Jason Ranieri Eulogy
As I stood by Jason’s bed to pray with his family the “Trisagion” prayer for the rest of his soul on Sunday afternoon, a surge of puzzling thoughts, questions, and uncertain answers were flooding my mind.
Looking at the holy icons by his bedside, observing the relaxed position of his body, the quiet demeanor of his face, I felt that the presence of Life was more dominate than death in his room. During this brief prayer the atmosphere in his room inspired everything that has to do with life; no trace of death to be found other than in the form of his breathless body.
During these past few days my thoughts have been racing back to the first time I met him; then to his various surgeries and my hospital and rehab visits with him.
On July 4th 2014, Jason texted me, “Thank you Father Joseph and a happy 4th of July to you. I am doing ok so far. The surgery is still not going to be done until next Tuesday or Wednesday, so I have to just wait it out to see how bad my leg turns out to be. I do appreciate you taking the time to stop by here to give me a blessing yesterday. I felt much better afterwards”.
From the time we had first met, I can hardly remember seeing Jason actually coming to the church, but I vividly remember how often he asked for prayers and how quietly he kept a tight relationship with the church.
On July 24th 2014 Jason texted saying, “Hello Father Joseph, I just wanted to let you know that I am having my surgery in about 30 minutes and to please say a prayer for me.”
Having Jason as part of my life and ministry made the words of the Lord Jesus Christ “I was sick and you visited me” (Matthew 25:36) echo intensely and meaningfully in my mind and my heart every time they are heard or read.
Being present by the bedside of a patient during a time of sickness and pain reveals the importance of the human encounter; that being present in the moment is a powerful action. It brings comfort and relief to those who are in pain. The Lord has given this matter such a high priority that nothing in the world can equal or replace the irreplaceable human presence. It is amazing to know that our mere presence by someone’s bedside makes us coworkers of miracles with God and rewards us with miraculous joy.
On August 8th, 2014 Jason texted from his rehab facility, “Yes I am still here. You can stop by anytime. I have physical therapy this afternoon and then dinner until about 6pm. Visiting hours are until 9pm, but anytime you are able to make it here just let me know and I will make time. Thank you.”
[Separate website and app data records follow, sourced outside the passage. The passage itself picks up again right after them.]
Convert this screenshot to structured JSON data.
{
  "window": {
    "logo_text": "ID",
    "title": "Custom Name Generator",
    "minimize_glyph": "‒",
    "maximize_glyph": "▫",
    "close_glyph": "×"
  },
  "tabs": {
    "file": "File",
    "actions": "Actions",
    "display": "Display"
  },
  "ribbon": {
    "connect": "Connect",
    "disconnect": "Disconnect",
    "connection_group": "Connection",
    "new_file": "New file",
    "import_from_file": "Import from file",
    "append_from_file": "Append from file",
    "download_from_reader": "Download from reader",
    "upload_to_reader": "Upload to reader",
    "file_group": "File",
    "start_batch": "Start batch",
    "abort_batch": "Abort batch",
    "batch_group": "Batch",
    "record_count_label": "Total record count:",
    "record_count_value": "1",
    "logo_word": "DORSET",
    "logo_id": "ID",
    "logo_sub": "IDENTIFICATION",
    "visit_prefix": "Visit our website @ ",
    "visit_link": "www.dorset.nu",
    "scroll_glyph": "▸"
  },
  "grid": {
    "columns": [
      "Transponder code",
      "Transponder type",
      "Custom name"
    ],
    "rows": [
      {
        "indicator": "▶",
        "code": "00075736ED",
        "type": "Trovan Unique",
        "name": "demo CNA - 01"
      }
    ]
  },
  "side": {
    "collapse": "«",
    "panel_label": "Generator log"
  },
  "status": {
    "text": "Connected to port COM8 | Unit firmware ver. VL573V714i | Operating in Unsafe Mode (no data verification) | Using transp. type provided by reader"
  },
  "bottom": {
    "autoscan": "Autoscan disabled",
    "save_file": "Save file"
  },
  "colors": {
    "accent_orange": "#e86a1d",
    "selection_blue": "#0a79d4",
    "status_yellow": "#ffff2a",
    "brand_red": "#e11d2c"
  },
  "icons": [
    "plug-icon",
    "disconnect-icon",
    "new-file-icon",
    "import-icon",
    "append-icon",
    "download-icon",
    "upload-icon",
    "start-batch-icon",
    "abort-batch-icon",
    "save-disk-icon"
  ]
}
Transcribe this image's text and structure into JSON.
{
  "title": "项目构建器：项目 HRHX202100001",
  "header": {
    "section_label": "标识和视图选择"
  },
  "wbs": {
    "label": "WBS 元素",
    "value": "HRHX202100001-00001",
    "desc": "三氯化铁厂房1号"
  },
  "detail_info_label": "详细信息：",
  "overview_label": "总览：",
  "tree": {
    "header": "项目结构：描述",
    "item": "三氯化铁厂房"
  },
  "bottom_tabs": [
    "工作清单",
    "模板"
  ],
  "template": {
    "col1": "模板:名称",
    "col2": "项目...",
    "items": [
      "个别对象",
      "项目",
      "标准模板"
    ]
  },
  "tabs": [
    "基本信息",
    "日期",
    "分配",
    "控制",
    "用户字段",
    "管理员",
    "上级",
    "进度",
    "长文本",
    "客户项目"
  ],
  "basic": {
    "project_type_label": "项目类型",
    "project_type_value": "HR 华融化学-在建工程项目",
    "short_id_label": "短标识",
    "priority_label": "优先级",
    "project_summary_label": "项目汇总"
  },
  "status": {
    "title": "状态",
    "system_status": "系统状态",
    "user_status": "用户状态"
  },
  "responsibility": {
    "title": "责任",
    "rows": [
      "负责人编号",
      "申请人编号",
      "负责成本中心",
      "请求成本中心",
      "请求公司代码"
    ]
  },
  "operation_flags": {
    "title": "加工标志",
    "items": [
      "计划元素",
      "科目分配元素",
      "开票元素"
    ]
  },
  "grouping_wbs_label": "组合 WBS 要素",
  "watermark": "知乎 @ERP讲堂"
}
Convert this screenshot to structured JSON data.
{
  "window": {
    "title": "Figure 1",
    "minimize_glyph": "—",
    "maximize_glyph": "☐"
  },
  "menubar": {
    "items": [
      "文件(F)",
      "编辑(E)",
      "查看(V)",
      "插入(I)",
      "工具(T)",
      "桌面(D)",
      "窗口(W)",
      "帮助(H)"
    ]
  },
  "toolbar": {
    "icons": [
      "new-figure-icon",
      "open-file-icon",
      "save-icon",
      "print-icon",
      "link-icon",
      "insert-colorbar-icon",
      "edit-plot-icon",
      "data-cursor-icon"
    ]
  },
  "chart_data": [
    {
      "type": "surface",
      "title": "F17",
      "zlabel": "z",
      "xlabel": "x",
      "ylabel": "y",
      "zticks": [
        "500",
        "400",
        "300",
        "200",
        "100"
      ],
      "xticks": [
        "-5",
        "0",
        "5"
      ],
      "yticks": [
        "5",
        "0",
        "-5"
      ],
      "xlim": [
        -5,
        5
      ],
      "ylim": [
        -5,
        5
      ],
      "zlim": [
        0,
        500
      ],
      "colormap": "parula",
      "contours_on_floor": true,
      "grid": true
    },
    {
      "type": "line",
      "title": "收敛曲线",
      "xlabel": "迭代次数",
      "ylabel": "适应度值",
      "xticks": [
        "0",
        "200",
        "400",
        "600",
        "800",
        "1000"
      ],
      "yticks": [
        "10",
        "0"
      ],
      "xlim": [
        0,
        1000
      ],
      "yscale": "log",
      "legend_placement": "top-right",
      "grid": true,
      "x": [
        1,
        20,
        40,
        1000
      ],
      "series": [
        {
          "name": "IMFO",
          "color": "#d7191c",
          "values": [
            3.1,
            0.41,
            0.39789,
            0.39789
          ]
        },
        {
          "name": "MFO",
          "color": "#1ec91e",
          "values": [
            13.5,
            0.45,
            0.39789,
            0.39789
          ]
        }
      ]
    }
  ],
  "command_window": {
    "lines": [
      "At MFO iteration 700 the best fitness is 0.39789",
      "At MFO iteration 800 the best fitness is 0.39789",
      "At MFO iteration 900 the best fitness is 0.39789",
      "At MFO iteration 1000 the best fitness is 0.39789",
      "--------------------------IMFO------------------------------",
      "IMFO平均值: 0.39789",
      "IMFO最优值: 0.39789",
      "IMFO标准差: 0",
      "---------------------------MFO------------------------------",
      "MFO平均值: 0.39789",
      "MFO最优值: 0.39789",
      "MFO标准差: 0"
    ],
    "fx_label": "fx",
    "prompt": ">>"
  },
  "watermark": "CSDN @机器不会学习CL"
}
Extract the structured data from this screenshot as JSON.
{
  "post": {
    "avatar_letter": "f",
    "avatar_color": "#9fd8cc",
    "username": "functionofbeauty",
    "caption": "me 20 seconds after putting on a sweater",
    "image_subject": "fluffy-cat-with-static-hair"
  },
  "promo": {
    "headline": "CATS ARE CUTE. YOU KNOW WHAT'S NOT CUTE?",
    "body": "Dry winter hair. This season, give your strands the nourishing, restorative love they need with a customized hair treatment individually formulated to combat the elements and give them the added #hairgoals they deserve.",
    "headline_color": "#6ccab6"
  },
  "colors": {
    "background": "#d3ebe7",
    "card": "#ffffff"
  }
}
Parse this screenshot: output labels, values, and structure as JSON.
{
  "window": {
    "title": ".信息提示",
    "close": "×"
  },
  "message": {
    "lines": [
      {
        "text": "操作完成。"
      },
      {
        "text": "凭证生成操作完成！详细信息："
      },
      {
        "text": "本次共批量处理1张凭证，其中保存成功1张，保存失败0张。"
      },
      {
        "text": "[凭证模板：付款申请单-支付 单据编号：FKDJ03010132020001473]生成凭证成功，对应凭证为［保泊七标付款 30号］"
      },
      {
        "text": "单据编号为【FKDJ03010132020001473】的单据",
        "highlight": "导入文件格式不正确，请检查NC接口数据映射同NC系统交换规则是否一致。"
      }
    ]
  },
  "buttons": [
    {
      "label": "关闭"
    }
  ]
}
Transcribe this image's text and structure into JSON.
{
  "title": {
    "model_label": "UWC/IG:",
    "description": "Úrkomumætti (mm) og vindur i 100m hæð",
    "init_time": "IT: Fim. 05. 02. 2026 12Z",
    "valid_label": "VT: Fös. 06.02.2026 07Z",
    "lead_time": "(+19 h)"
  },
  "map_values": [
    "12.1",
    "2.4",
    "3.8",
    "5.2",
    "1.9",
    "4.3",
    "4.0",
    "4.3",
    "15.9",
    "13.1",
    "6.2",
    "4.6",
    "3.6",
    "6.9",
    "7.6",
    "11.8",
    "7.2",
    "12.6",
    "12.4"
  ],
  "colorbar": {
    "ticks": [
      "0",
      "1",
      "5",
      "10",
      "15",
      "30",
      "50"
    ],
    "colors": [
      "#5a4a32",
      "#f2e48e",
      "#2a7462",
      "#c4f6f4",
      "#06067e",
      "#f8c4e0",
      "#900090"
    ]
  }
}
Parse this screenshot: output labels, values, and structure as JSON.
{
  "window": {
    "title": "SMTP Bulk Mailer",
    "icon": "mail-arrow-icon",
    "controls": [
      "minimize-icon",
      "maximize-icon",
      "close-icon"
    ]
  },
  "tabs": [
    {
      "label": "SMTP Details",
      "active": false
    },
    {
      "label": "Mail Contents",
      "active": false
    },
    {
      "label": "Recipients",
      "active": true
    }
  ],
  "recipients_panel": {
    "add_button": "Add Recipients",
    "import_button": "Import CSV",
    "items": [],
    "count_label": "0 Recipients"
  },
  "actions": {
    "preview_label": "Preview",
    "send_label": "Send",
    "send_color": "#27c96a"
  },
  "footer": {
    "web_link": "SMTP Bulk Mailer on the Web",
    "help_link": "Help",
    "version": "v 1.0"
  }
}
During most or all of the times when I encountered him or spoke to him, and despite the silent presence of his continuous pain, Jason was always kind and gracious.
Inspired by all the events of my relationship with Jason, I am inclined to believe that as a church community in this local geographical area and as an Orthodox church in this part of the world we ought to modify our ministry to fit the changing times in order to continue to meet the unchanging human needs, if we want the Church to continue to bring comfort and pain-free life to many God loving people who are suffering.
Jason is a part of the generation that lives under different conditions and circumstances than their previous generation. The middle age generation that is missing from the church pews and other church functions is a generation that still loves and believes in God. It has not rejected him, denied him, or drifted away from him. Rather, it is hungry for more substantial spiritual nourishment than what is being offered to them. This generation is not satisfied with what is being offered, and certainly it is not in need of many social events that have just a small fraction of religious color or taste to them.
Currently the speed of the changes within the outside social/life conditions is faster than the pace of the reaction of church communities. This uneven equation leaves a large church population un-churched and being prevented from receiving many of the valuable fruits which the church ministries can or should provide.
As an Orthodox Church being aware of the deep devotion to God in the hearts of Jason and his peers, we are challenged every day to adjust and modify the current ways of our ministries offered to this generation by utilizing more effective ways and means in order to meet the inner spiritual needs of Jason and his peers.
The church through God’s divine grace can help and has more to offer than a few social events, “Heal the sick, raise the dead, cleanse lepers, cast out demons. You received without paying; give without pay.” (Matthew 10:8).
The church can be a great supporting aid and I pray this was the case with Jason during his challenging and painful journey. The cordial and kind demeanor of a person while suffering says a lot about his character and inner kindness.
Jason’s story, his graciousness while silently suffering has made an indelible impression on me. I had never heard him complaining, criticizing, condemning, cutting down anyone or blaming anybody for his pain.
I will always remember Jason as he will come to mind anytime and every time I read the prophecy of Isaiah the prophet about the man of sufferings, which in my mind describes him, “He was oppressed, and he was afflicted, yet he opened not his mouth” (Isaiah 53:7)